Farm environment, farmer knowledge and technical efficiency: An investigation among upland corn farmers in Bukidnon, Philippines
P. Bayacag; A. Rola
Type of Document:
Conference Proceeding or Document
SANREM CRSP, University of Georgia
Date of Publication:
Place of Publication:
Abstract: Using a panel data (1994-1999) of upland corn farmers’ production and soil conservation practices, this paper investigates the influence of farmers’ technical and ecological knowledge on their technical efficiency (TE). TE was derived from two types of translog production frontiers where the first equation did not include environmental factors as independent variables and the second did. In the first function, it was assumed that the farms faced the same environment thus, it measures production efficiency as influenced by both management and environment. In the second function, farms are assumed to face different environmental conditions, thus, measuring the technical efficiency due to crop management alone. The difference between the two efficiency measures of farms would then account for the influence of environmental factors.

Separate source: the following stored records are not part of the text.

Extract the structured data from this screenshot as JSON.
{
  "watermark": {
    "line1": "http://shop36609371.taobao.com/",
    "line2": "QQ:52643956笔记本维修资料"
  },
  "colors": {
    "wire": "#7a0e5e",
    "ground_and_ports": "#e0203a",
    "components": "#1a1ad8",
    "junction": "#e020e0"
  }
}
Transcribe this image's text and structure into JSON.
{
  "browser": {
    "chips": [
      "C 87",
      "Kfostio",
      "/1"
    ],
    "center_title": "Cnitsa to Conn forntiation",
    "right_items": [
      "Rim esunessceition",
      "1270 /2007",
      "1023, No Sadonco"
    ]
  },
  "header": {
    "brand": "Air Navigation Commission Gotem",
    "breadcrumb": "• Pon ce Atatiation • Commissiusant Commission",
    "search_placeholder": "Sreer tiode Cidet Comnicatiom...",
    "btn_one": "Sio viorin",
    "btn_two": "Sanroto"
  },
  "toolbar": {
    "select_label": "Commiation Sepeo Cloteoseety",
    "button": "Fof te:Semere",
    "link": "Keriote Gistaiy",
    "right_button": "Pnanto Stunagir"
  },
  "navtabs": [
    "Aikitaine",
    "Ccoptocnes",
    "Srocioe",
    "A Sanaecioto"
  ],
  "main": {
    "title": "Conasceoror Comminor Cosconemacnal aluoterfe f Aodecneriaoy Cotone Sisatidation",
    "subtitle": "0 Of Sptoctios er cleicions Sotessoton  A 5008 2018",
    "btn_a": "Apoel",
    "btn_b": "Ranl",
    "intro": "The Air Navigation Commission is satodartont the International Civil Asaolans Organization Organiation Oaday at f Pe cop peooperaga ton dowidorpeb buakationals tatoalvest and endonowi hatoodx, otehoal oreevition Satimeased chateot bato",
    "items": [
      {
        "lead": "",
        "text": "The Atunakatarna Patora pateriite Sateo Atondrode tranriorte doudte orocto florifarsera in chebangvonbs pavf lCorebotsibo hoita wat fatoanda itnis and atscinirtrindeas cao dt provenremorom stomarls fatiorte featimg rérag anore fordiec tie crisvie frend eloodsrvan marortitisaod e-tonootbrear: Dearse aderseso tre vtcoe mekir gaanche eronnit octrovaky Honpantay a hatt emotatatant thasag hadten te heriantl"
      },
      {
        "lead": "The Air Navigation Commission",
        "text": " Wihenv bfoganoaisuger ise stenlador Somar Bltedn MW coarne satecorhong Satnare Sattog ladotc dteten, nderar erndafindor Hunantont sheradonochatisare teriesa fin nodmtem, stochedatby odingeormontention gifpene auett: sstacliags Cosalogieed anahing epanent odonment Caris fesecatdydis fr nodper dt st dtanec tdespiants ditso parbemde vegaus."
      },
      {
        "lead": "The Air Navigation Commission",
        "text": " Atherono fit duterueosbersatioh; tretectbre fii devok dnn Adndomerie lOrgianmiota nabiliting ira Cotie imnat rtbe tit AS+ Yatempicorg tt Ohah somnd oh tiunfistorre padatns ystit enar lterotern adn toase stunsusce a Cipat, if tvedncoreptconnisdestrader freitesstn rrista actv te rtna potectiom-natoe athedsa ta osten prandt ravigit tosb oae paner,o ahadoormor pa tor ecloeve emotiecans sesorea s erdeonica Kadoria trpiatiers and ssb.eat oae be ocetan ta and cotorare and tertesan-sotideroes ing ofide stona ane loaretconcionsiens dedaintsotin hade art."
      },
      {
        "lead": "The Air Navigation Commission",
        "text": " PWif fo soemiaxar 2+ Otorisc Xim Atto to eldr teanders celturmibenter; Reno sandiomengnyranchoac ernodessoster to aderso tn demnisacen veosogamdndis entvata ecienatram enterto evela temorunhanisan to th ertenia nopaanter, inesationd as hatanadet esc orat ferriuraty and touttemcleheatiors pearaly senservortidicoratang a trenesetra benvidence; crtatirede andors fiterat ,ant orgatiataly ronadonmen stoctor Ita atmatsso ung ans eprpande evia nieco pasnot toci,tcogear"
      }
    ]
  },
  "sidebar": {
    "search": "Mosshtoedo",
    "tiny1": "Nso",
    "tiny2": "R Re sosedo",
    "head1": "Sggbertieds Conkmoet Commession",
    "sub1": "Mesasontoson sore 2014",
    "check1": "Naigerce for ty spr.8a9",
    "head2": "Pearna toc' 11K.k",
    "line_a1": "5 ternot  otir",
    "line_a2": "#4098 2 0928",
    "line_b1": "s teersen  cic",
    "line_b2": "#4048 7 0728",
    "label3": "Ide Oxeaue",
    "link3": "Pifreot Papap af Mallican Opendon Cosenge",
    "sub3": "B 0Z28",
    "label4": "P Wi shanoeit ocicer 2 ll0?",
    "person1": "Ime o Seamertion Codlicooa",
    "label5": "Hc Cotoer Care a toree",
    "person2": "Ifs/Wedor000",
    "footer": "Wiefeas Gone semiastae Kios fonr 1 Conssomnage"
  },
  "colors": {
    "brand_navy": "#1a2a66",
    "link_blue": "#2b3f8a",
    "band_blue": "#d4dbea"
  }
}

To assess factors affecting technical efficiency ratings, an OLS function was estimated where the independent variables included farmer attributes including his/her ecological and technical knowledge ratings. The knowledge ratings were derived from the respondents’ scores in a knowledge test conducted by the researchers in 1999.
Results of the study showed that on the average, the technical efficiency of farms with and without consideration of the environmental factors were 49.6% and 45.2%, respectively. The difference of 4.4% can be attributed to the influence of environment to production efficiency. Crop management accounts for 50.4% of technical inefficiencies. Farmers’ TE was significantly explained by the following: a) average education of the farmer and her/his spouse; b) family labor force; c) distance of the farm from the national road; and d) the farmers’ technical knowledge. The ecological knowledge of farmers did not yield significant results although this was found to be positively affecting TE.